Without a formal dining room, how do you carve space for elegant dinners out of a living room, family room or kitchen?
So many twists on this tale have been tried: banquettes and tiny tables in the foyer; dining tables that convert to coffee tables at the flick of a lever; tiny, occasional tables that combine into one large unit to seat six comfortably in the living room.
I had to face this challenge recently, in a long, rectangular living room. The window end of the room was conveniently adjacent to a tiny kitchen, too small to support its own dining or snack area.
The dining space in the living room had to provide both early morning coffee for two busy, career-minded people and a spot for entertaining and dining a deux.
To carve out the necessary space, I built deep frames for the two conventional windows at the end of the room. Using 2-inch-by-12-inch boards cut to fit the 8-foot height of the ceiling, I made a dining alcove perfectly sized for an elegantly carved settee that I found at a country auction. Its curvilinear shape and blond wood finish look sophisticated against the deep green painted wall between the windows. A substantial foam seat and two plump-back cushions make the settee cozy and comfortable.

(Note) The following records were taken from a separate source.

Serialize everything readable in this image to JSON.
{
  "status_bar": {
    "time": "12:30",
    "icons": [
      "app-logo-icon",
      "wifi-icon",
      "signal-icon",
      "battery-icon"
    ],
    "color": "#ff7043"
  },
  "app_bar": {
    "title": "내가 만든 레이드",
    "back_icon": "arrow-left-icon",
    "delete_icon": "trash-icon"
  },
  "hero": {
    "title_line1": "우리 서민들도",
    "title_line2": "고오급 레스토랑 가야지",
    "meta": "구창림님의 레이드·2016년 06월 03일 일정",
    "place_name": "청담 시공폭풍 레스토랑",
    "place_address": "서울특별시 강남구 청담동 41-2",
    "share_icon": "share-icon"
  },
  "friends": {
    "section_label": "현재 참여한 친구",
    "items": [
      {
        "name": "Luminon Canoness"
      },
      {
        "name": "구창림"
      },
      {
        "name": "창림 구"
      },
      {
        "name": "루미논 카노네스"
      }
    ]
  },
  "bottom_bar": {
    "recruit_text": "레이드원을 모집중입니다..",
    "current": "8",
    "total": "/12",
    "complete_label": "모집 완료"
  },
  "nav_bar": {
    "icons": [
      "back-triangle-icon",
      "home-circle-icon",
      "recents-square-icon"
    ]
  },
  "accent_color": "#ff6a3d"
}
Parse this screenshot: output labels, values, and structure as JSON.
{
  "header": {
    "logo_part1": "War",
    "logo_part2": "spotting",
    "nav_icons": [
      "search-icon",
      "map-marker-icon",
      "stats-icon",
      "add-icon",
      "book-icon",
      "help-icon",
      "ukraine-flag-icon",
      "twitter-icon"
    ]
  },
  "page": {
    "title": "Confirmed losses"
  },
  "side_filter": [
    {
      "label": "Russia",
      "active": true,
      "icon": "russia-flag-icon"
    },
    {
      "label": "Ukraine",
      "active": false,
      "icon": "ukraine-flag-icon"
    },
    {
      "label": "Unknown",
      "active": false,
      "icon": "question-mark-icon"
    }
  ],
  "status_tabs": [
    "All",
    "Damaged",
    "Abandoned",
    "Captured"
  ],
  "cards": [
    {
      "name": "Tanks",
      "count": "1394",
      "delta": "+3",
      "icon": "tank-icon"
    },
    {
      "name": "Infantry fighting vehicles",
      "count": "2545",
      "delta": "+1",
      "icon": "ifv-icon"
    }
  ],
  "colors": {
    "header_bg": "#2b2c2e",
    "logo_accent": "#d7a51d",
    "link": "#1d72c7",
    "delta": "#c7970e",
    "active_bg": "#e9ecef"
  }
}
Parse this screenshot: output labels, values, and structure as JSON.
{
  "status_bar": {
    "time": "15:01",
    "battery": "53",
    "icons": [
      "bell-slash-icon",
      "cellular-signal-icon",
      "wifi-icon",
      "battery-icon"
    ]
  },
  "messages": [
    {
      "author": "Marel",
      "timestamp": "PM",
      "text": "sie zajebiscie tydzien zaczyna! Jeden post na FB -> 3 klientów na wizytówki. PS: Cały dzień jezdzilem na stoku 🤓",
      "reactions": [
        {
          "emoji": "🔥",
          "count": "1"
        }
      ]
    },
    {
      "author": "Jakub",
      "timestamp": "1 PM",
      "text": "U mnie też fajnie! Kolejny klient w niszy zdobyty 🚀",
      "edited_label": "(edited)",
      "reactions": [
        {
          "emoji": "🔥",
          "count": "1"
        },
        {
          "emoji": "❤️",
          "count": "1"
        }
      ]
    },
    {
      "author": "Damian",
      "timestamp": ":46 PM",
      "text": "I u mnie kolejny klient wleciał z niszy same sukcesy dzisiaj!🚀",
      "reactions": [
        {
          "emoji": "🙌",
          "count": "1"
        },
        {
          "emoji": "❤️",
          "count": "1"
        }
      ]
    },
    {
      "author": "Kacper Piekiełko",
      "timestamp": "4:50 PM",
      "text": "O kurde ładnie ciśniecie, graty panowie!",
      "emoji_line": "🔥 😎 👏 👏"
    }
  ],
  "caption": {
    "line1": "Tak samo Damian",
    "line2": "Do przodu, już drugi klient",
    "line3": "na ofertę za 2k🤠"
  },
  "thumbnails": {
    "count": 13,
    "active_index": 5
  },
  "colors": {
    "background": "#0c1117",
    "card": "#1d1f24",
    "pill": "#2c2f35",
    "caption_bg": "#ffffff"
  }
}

Two caned chairs, of dubious origin but graceful and elegant, complete the dining group. These, plus two similar chairs at the other end of the room, are lightweight enough to be occasional chairs, for either dining or extra seating around the sofa group.
To give the space its own festivity, I hung six different turn-of-the-century fixtures over the oval, trestle-based dining table. They are simply milk-glass or clear glass shades left over from elaborate old gaslight wall or ceiling fixtures. An electrician wired them with white porcelain sockets and switches and white-coated wire.
We hung the lights-from a thick, white-lacquered floating "ceiling," suspended from the ceiling by almost invisible nylon cords. Above eye level, the cords gang and plug into a multiple convenience outlet, where the wall meets the ceiling; it is neatly concealed by the floating ceiling.
In the deep window alcoves formed by the vertical, foot-deep frames painted glossy white, I used white match-stick roll-up shades from ceiling to floor. A recessed wall washer above each accents the matchstick texture.
I planted two elegant ficus trees in huge terracotta pots and placed them in each alcove. Here, they can diffuse the light from the windows and frame this elegant dinging area in leafy splendor.